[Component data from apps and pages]
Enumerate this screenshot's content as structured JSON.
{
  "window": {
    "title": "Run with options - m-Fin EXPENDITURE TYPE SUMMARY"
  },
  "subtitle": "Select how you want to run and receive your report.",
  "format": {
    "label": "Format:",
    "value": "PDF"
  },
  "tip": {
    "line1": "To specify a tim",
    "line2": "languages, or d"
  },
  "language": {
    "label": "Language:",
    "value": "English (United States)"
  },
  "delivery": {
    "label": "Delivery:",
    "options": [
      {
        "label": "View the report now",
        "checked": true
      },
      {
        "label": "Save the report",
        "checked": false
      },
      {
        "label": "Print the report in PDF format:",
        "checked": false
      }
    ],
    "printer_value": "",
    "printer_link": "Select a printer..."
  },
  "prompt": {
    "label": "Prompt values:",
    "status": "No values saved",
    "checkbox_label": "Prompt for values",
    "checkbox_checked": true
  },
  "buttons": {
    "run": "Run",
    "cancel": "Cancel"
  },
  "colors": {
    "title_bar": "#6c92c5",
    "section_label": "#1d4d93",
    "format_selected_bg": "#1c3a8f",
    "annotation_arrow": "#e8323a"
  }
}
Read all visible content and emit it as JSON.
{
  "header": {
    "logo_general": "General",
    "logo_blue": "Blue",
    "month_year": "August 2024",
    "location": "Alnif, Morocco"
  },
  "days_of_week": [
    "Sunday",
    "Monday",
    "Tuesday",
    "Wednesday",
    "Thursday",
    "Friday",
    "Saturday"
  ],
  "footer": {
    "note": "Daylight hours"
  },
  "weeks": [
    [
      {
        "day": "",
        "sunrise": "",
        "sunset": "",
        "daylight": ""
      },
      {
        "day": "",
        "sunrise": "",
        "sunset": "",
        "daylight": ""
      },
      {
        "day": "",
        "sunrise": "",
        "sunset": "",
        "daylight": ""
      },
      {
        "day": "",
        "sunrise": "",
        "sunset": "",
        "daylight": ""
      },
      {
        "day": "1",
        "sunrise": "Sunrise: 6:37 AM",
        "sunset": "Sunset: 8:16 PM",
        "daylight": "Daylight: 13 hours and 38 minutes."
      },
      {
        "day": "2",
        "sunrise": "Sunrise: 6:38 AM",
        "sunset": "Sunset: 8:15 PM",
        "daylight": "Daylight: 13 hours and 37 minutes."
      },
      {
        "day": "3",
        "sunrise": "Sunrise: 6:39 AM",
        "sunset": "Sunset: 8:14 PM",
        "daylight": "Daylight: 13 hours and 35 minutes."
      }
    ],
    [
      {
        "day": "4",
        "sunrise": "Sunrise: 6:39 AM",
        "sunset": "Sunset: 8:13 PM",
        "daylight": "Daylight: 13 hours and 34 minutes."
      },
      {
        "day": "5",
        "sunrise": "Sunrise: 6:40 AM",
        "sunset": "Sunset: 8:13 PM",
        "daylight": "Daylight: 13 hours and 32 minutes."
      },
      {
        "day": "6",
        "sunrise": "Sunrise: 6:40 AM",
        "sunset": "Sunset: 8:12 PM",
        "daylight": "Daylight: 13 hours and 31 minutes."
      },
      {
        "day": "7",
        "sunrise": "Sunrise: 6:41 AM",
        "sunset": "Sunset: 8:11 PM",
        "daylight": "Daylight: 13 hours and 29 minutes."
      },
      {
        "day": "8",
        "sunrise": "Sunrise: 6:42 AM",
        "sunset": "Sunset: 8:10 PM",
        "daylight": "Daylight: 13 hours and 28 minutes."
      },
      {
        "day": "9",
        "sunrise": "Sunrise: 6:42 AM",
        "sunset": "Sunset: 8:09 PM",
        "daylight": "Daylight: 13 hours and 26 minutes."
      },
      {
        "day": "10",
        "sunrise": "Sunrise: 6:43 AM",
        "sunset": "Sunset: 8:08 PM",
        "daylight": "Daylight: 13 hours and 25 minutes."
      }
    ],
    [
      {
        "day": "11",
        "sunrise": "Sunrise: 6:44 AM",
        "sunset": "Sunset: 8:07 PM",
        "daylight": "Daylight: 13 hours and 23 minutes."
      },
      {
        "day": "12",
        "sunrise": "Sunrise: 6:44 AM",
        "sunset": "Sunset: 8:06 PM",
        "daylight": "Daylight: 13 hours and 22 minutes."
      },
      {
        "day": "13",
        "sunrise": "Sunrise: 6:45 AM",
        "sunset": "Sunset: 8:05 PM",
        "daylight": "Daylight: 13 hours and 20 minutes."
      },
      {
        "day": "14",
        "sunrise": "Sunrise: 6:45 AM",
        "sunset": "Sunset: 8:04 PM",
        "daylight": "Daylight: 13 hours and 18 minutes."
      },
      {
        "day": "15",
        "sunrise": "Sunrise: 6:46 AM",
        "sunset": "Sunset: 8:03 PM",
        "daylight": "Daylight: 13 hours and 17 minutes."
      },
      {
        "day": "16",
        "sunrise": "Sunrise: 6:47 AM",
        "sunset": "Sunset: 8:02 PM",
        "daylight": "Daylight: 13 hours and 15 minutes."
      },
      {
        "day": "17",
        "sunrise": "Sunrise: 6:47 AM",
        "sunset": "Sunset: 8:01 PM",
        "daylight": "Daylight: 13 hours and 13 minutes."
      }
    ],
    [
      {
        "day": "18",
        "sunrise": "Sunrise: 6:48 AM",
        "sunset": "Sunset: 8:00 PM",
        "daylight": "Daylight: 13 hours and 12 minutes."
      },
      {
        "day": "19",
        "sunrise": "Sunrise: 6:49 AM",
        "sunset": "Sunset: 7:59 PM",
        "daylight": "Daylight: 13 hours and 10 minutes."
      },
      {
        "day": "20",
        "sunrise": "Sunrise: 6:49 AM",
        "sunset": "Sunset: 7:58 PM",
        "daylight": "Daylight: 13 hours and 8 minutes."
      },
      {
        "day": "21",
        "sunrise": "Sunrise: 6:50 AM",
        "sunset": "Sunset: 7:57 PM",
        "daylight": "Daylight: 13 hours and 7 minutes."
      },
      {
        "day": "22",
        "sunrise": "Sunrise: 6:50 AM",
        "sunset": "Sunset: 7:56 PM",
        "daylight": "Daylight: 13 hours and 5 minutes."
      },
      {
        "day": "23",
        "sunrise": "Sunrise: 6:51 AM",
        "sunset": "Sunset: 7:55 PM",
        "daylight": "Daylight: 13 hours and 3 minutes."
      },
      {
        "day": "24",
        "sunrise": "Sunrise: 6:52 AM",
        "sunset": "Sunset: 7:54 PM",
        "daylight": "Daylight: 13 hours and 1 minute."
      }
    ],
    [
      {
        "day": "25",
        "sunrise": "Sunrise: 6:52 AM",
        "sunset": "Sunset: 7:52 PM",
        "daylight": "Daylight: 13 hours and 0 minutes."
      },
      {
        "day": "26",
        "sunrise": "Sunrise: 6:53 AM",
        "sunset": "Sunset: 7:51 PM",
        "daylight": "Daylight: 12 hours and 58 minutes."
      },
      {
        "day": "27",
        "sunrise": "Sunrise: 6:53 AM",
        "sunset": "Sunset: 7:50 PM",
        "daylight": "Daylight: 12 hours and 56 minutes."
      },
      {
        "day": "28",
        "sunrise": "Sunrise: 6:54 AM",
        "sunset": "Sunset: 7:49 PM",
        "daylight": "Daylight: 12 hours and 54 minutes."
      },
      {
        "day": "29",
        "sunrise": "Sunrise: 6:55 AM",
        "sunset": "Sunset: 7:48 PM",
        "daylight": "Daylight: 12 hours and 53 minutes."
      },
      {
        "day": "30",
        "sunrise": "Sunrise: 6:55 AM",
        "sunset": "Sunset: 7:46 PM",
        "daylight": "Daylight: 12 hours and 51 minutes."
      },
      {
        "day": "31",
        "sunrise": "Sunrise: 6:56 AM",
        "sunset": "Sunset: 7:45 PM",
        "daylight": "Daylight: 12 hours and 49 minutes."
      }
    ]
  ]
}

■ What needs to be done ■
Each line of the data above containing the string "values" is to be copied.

■ Problem solution ■
    "label": "Prompt values:",
    "status": "No values saved",
    "checkbox_label": "Prompt for values",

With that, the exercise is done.